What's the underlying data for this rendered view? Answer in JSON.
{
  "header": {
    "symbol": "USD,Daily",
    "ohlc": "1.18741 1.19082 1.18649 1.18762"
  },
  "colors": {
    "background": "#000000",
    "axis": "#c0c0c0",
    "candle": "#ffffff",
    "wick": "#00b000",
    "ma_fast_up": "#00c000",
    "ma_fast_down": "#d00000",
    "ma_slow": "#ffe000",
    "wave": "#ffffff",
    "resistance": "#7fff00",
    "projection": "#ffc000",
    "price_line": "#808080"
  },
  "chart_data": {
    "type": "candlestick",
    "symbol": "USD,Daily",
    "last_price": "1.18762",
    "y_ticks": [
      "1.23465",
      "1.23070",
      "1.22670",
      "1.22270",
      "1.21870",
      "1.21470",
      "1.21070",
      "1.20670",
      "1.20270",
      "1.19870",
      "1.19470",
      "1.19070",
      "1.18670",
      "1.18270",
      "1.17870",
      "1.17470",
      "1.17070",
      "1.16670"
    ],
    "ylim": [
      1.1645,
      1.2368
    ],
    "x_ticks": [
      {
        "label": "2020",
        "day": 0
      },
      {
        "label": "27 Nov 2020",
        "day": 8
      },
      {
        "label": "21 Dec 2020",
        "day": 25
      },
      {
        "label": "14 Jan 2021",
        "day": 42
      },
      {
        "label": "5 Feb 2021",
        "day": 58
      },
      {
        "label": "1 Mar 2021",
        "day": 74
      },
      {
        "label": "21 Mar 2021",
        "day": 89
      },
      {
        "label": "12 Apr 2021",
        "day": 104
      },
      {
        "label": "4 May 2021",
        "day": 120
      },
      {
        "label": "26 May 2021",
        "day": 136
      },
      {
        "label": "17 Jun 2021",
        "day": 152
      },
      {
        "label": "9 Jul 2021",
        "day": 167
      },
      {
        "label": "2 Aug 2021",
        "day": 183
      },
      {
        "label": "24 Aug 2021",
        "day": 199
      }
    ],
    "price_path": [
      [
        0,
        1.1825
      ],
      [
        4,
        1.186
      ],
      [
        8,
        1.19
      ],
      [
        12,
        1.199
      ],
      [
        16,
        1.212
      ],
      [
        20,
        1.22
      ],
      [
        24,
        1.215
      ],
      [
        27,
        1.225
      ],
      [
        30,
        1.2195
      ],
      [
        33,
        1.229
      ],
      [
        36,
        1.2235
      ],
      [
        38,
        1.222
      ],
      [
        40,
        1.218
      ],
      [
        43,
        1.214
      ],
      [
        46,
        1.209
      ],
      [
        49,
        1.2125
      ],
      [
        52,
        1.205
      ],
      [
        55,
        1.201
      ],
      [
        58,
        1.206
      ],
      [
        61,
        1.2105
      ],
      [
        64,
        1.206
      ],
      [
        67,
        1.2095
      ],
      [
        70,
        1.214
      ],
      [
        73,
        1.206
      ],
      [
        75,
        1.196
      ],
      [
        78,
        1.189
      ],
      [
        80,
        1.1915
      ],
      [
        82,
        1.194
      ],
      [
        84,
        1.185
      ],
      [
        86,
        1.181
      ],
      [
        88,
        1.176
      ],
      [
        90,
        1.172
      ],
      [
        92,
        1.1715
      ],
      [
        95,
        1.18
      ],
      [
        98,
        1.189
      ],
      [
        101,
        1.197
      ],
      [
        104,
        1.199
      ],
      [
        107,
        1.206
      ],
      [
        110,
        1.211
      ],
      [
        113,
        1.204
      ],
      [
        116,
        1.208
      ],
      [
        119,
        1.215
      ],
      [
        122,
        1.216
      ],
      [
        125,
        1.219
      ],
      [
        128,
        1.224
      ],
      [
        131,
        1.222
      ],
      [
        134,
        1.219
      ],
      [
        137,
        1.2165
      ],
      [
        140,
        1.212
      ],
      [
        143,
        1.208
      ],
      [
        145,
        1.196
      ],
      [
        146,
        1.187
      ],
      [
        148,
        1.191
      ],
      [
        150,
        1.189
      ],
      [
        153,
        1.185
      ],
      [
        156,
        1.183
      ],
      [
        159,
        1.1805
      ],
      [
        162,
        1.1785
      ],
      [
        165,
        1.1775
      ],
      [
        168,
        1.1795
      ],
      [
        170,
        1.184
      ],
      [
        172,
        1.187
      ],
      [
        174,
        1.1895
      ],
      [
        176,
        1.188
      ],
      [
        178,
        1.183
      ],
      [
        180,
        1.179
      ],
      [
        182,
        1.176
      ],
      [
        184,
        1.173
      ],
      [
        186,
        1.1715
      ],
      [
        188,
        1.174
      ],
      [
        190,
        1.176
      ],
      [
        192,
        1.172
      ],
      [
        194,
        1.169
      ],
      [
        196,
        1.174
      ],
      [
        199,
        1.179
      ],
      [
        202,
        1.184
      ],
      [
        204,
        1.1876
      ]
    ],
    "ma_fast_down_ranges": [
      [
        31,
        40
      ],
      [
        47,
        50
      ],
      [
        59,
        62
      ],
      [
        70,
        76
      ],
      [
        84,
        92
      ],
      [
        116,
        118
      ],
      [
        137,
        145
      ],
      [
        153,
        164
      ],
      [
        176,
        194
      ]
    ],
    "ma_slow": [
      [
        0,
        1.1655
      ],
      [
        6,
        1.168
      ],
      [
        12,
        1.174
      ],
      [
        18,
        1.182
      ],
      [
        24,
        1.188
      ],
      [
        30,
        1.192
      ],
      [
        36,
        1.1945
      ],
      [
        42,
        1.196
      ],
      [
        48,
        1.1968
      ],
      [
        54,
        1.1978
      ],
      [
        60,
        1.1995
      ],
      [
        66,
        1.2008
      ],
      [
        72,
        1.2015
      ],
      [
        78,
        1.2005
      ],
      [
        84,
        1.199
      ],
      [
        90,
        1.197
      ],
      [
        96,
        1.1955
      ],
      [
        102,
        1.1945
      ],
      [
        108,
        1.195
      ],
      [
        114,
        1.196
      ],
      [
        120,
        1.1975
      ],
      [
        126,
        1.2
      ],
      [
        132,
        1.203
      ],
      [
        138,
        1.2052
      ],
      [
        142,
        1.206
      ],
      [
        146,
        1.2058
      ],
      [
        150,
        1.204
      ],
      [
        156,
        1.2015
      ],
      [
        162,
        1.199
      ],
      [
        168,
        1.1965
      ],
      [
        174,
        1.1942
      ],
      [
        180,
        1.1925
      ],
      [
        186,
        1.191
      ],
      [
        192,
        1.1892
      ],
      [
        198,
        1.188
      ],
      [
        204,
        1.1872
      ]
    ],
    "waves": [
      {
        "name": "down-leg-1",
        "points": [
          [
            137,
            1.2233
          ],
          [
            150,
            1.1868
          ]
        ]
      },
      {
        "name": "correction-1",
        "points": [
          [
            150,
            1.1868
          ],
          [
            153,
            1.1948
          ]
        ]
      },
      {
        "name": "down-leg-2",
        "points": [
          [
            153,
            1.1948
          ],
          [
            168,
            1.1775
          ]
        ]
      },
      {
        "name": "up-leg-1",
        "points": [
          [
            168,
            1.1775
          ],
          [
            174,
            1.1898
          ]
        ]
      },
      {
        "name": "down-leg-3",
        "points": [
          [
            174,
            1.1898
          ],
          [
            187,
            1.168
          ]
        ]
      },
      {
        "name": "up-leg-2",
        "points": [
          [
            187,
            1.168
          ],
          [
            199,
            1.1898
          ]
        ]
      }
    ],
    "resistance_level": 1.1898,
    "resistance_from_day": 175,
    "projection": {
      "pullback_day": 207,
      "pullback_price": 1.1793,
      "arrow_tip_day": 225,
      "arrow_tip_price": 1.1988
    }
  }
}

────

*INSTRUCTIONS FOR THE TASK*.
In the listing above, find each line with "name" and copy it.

*RESPONSE FOR THIS EXERCISE*.
        "name": "down-leg-1",
        "name": "correction-1",
        "name": "down-leg-2",
        "name": "up-leg-1",
        "name": "down-leg-3",
        "name": "up-leg-2",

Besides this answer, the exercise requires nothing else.